* **Task requirements**: Line by line, restate the material exactly.

* **Information provided**:
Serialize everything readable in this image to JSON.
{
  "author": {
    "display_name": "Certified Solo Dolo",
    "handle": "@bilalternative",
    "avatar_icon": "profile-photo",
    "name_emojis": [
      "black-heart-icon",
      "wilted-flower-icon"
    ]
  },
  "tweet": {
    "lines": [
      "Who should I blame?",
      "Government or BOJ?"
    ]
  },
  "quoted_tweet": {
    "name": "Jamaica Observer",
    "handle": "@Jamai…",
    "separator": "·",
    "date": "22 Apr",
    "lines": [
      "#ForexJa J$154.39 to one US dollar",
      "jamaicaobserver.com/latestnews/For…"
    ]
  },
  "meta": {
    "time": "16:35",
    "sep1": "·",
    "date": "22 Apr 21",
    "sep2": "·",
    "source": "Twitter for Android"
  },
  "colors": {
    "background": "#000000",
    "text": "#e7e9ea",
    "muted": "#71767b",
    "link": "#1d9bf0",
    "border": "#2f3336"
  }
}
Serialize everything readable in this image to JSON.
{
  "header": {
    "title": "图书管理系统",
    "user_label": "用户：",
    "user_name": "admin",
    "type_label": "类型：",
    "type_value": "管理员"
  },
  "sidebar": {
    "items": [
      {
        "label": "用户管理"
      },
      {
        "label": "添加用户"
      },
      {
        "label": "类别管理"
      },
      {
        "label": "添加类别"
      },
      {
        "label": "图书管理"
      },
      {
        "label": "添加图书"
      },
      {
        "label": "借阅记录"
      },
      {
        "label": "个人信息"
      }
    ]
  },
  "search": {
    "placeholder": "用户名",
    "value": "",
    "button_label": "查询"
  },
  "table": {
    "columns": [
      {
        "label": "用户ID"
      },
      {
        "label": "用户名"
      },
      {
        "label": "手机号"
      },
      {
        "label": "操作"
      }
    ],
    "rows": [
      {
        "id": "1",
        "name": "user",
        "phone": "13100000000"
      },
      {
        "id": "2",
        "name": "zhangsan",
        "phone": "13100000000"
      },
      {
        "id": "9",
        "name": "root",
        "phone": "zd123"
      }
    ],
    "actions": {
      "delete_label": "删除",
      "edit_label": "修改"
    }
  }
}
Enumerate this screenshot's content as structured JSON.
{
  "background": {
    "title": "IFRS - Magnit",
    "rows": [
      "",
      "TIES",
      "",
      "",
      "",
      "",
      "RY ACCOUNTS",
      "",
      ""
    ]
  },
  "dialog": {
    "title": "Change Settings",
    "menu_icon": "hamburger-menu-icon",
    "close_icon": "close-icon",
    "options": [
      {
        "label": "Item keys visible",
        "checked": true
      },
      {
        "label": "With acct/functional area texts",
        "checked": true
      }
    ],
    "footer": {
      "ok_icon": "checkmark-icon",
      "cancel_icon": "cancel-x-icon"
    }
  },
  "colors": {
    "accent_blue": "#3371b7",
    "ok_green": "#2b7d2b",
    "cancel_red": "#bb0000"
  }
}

* **Exercise response**:
Serialize everything readable in this image to JSON.
{
  "author": {
    "display_name": "Certified Solo Dolo",
    "handle": "@bilalternative",
    "avatar_icon": "profile-photo",
    "name_emojis": [
      "black-heart-icon",
      "wilted-flower-icon"
    ]
  },
  "tweet": {
    "lines": [
      "Who should I blame?",
      "Government or BOJ?"
    ]
  },
  "quoted_tweet": {
    "name": "Jamaica Observer",
    "handle": "@Jamai…",
    "separator": "·",
    "date": "22 Apr",
    "lines": [
      "#ForexJa J$154.39 to one US dollar",
      "jamaicaobserver.com/latestnews/For…"
    ]
  },
  "meta": {
    "time": "16:35",
    "sep1": "·",
    "date": "22 Apr 21",
    "sep2": "·",
    "source": "Twitter for Android"
  },
  "colors": {
    "background": "#000000",
    "text": "#e7e9ea",
    "muted": "#71767b",
    "link": "#1d9bf0",
    "border": "#2f3336"
  }
}
Serialize everything readable in this image to JSON.
{
  "header": {
    "title": "图书管理系统",
    "user_label": "用户：",
    "user_name": "admin",
    "type_label": "类型：",
    "type_value": "管理员"
  },
  "sidebar": {
    "items": [
      {
        "label": "用户管理"
      },
      {
        "label": "添加用户"
      },
      {
        "label": "类别管理"
      },
      {
        "label": "添加类别"
      },
      {
        "label": "图书管理"
      },
      {
        "label": "添加图书"
      },
      {
        "label": "借阅记录"
      },
      {
        "label": "个人信息"
      }
    ]
  },
  "search": {
    "placeholder": "用户名",
    "value": "",
    "button_label": "查询"
  },
  "table": {
    "columns": [
      {
        "label": "用户ID"
      },
      {
        "label": "用户名"
      },
      {
        "label": "手机号"
      },
      {
        "label": "操作"
      }
    ],
    "rows": [
      {
        "id": "1",
        "name": "user",
        "phone": "13100000000"
      },
      {
        "id": "2",
        "name": "zhangsan",
        "phone": "13100000000"
      },
      {
        "id": "9",
        "name": "root",
        "phone": "zd123"
      }
    ],
    "actions": {
      "delete_label": "删除",
      "edit_label": "修改"
    }
  }
}
Enumerate this screenshot's content as structured JSON.
{
  "background": {
    "title": "IFRS - Magnit",
    "rows": [
      "",
      "TIES",
      "",
      "",
      "",
      "",
      "RY ACCOUNTS",
      "",
      ""
    ]
  },
  "dialog": {
    "title": "Change Settings",
    "menu_icon": "hamburger-menu-icon",
    "close_icon": "close-icon",
    "options": [
      {
        "label": "Item keys visible",
        "checked": true
      },
      {
        "label": "With acct/functional area texts",
        "checked": true
      }
    ],
    "footer": {
      "ok_icon": "checkmark-icon",
      "cancel_icon": "cancel-x-icon"
    }
  },
  "colors": {
    "accent_blue": "#3371b7",
    "ok_green": "#2b7d2b",
    "cancel_red": "#bb0000"
  }
}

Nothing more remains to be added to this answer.